Oloye Victor Olabisi Onabanjo was born in 1927 in Lagos. He was educated in Lagos and at the Regent Street Polytechnic in the United Kingdom, where he studied journalism between 1950 and 1951. He worked as a journalist for several years before becoming a full-time politician. His column Aiyekooto (parrot - known for telling the plain truth) appeared in the Daily Service and Daily Express newspapers between 1954 and 1962.[3]

Political career

Olabisi Onabanjo was elected chairman of the Ijebu Ode Local Government Area in 1977 under the tutelage of Chief Obafemi Awolowo. He was elected governor of Ogun State in October 1979 on the Unity Party of Nigeria (UPN) platform.[3] He was known as an unpretentious and plain-speaking man, and his administration of Ogun State was considered a model at the time and later.[4]

On May 13, 1982 he commissioned Ogun Television.[5] The Ogun State University, founded on 7 July 1982 was renamed Olabisi Onabanjo University on May 29, 2001 in his memory.[citation needed] He established the Abraham Adesanya Polytechnic, but General Oladipo Diya who became military governor in 1983 closed the school down, only to be re-opened after the return to democracy in 1999.[6]

Later career

After the military take-over in December when General Muhammadu Buhari took power, he was thrown in jail for several years.[7] After release, he returned to journalism, publishing his Aiyekooto column in the Nigerian Tribune from 1987 to 1989. Onabanjo died on April 14, 1990. Selected articles from his column were published in a book in 1991.[3]


  • Victor Olabisi Onabanjo (Edited by Felix A. Adenaike) (1991). Aiyekooto. Syndicated Communications Ltd, Ibadan. ISBN 978-31115-0-7.<templatestyles src="Module:Citation/CS1/styles.css"></templatestyles>

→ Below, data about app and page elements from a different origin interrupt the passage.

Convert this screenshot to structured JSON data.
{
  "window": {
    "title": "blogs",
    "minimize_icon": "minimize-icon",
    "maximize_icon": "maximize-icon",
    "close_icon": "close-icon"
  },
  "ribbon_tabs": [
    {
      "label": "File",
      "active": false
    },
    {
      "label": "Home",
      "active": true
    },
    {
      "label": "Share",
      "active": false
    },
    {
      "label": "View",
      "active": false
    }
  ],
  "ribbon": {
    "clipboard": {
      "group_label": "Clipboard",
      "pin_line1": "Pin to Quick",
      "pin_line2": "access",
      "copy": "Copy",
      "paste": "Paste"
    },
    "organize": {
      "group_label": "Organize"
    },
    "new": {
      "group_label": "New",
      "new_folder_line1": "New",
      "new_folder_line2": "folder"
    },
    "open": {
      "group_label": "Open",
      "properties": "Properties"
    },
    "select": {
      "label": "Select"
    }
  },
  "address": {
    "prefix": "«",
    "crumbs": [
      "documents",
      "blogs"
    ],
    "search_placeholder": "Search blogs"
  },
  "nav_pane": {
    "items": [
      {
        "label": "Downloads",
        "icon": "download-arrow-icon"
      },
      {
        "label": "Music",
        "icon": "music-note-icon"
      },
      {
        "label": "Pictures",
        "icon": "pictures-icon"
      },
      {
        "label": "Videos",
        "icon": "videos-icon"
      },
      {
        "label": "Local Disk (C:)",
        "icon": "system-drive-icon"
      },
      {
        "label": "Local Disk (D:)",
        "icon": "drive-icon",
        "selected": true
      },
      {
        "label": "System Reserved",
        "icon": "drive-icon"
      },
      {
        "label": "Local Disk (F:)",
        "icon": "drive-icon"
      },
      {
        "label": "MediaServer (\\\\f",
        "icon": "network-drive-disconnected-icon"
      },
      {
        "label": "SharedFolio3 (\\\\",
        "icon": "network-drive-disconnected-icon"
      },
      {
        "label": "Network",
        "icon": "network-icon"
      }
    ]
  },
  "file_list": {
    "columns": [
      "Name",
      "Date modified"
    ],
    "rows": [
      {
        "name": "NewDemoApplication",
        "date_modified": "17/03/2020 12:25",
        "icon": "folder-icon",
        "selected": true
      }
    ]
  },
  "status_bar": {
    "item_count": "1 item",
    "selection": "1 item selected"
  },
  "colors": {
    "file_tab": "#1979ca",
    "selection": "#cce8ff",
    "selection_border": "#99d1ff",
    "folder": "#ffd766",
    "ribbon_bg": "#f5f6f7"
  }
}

  1. Lua error in Module:Citation/CS1/Identifiers at line 47: attempt to index field 'wikibase' (a nil value).
  2. "Ogun 2011: Those Who Want OGD's Job". Saturday Tribune. 21 November 2009. Retrieved 2009-12-17.<templatestyles src="Module:Citation/CS1/styles.css"></templatestyles>[dead link]
  3. 3.0 3.1 3.2 "Aiyekooto". AfBIS. Retrieved 2009-12-17.<templatestyles src="Module:Citation/CS1/styles.css"></templatestyles>
  4. Kolade Larewaju (13 February 2008). "Daniel, Others Laud Late Onabanjo's Virtues". Vanguard. Retrieved 2009-12-17.<templatestyles src="Module:Citation/CS1/styles.css"></templatestyles>
  5. Tayo Agunbiade. "Gateway Television: Name- Change And Politics Of Envy". Gamji. Retrieved 2009-12-17.<templatestyles src="Module:Citation/CS1/styles.css"></templatestyles>
  6. LUKMAN OLABIYI (June 15, 2009). "When fresh breeze blew on Adesanya Poly". Daily Sun. Retrieved 2009-12-17.<templatestyles src="Module:Citation/CS1/styles.css"></templatestyles>
  7. Olakunle Abimbola (15 September 2009). "Exit Gani (1938-2009)". The Nation. Retrieved 2009-12-17.<templatestyles src="Module:Citation/CS1/styles.css"></templatestyles>